LHASA, May 21 (Xinhua) — At the foot of Mount Qomolangma, there is a legend — Atop the mountain lives a golden bird that lays golden eggs.
Drawn to the tale as a child, Dechen Ngodrup always wanted to climb to the summit of the mysterious mountain known to local Tibetans as “the mother goddess.”
On May 4, the 35-year-old Tibetan, along with 12 scientific expedition team members, reached the summit of the world’s highest peak with a height of 8,848.86 meters.
Dechen Ngodrup (L) sets up an automatic meteorological monitoring station on Mount Qomolangma on May 4, 2022. (Xinhua/Sonam Dorje)
“I knew there were no golden eggs the very first time I reached the summit,” Dechen Ngodrup said with a smile.
For five times he has topped Mount Qomolangma, which straddles the China-Nepal border, with its northern part located in Xigaze of southwest China’s Tibet Autonomous Region.
Dechen Ngodrup’s latest endeavor is part of the Chinese comprehensive scientific expedition on Mount Qomolangma, which has involved over 270 scientific researchers in five teams. They are ending their monthlong field investigations, setting several new records in China’s history of scientific research on the mountain.

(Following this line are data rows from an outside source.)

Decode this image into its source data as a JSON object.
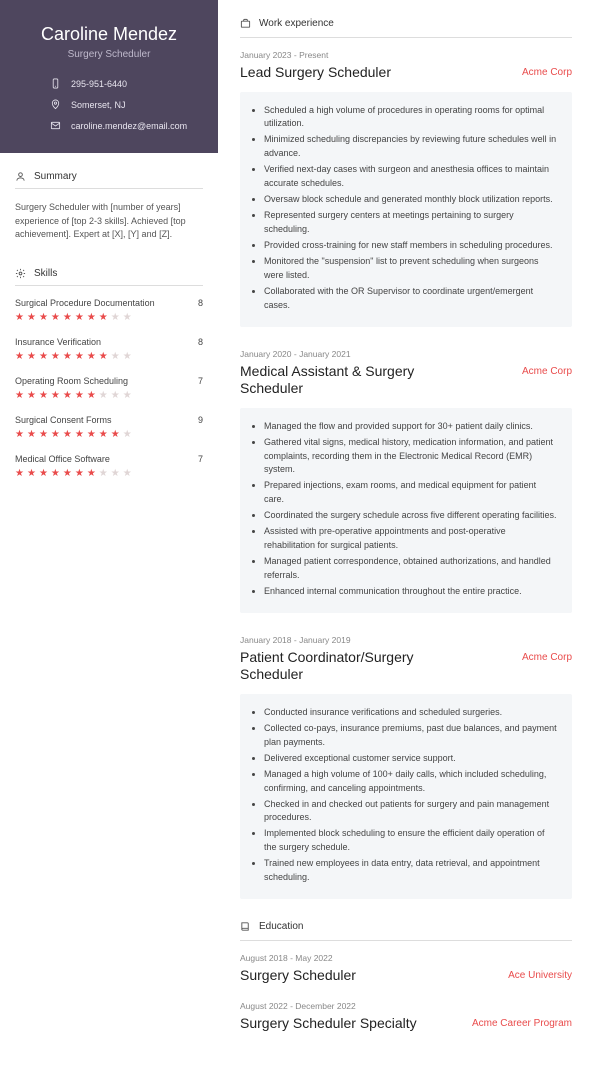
{
  "name": "Caroline Mendez",
  "title": "Surgery Scheduler",
  "contacts": [
    {
      "icon": "phone",
      "value": "295-951-6440"
    },
    {
      "icon": "location",
      "value": "Somerset, NJ"
    },
    {
      "icon": "email",
      "value": "caroline.mendez@email.com"
    }
  ],
  "summary_heading": "Summary",
  "summary": "Surgery Scheduler with [number of years] experience of [top 2-3 skills]. Achieved [top achievement]. Expert at [X], [Y] and [Z].",
  "skills_heading": "Skills",
  "skills": [
    {
      "name": "Surgical Procedure Documentation",
      "score": 8
    },
    {
      "name": "Insurance Verification",
      "score": 8
    },
    {
      "name": "Operating Room Scheduling",
      "score": 7
    },
    {
      "name": "Surgical Consent Forms",
      "score": 9
    },
    {
      "name": "Medical Office Software",
      "score": 7
    }
  ],
  "work_heading": "Work experience",
  "jobs": [
    {
      "dates": "January 2023 - Present",
      "title": "Lead Surgery Scheduler",
      "company": "Acme Corp",
      "bullets": [
        "Scheduled a high volume of procedures in operating rooms for optimal utilization.",
        "Minimized scheduling discrepancies by reviewing future schedules well in advance.",
        "Verified next-day cases with surgeon and anesthesia offices to maintain accurate schedules.",
        "Oversaw block schedule and generated monthly block utilization reports.",
        "Represented surgery centers at meetings pertaining to surgery scheduling.",
        "Provided cross-training for new staff members in scheduling procedures.",
        "Monitored the \"suspension\" list to prevent scheduling when surgeons were listed.",
        "Collaborated with the OR Supervisor to coordinate urgent/emergent cases."
      ]
    },
    {
      "dates": "January 2020 - January 2021",
      "title": "Medical Assistant & Surgery Scheduler",
      "company": "Acme Corp",
      "bullets": [
        "Managed the flow and provided support for 30+ patient daily clinics.",
        "Gathered vital signs, medical history, medication information, and patient complaints, recording them in the Electronic Medical Record (EMR) system.",
        "Prepared injections, exam rooms, and medical equipment for patient care.",
        "Coordinated the surgery schedule across five different operating facilities.",
        "Assisted with pre-operative appointments and post-operative rehabilitation for surgical patients.",
        "Managed patient correspondence, obtained authorizations, and handled referrals.",
        "Enhanced internal communication throughout the entire practice."
      ]
    },
    {
      "dates": "January 2018 - January 2019",
      "title": "Patient Coordinator/Surgery Scheduler",
      "company": "Acme Corp",
      "bullets": [
        "Conducted insurance verifications and scheduled surgeries.",
        "Collected co-pays, insurance premiums, past due balances, and payment plan payments.",
        "Delivered exceptional customer service support.",
        "Managed a high volume of 100+ daily calls, which included scheduling, confirming, and canceling appointments.",
        "Checked in and checked out patients for surgery and pain management procedures.",
        "Implemented block scheduling to ensure the efficient daily operation of the surgery schedule.",
        "Trained new employees in data entry, data retrieval, and appointment scheduling."
      ]
    }
  ],
  "education_heading": "Education",
  "education": [
    {
      "dates": "August 2018 - May 2022",
      "title": "Surgery Scheduler",
      "school": "Ace University"
    },
    {
      "dates": "August 2022 - December 2022",
      "title": "Surgery Scheduler Specialty",
      "school": "Acme Career Program"
    }
  ],
  "chart_data": {
    "type": "bar",
    "title": "Skills",
    "categories": [
      "Surgical Procedure Documentation",
      "Insurance Verification",
      "Operating Room Scheduling",
      "Surgical Consent Forms",
      "Medical Office Software"
    ],
    "values": [
      8,
      8,
      7,
      9,
      7
    ],
    "ylim": [
      0,
      10
    ]
  }
}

In the latest breakthrough, a self-developed floating airship designed for atmosphere observation reached a record altitude of 9,032 meters on May 15, exceeding the height of Mount Qomolangma.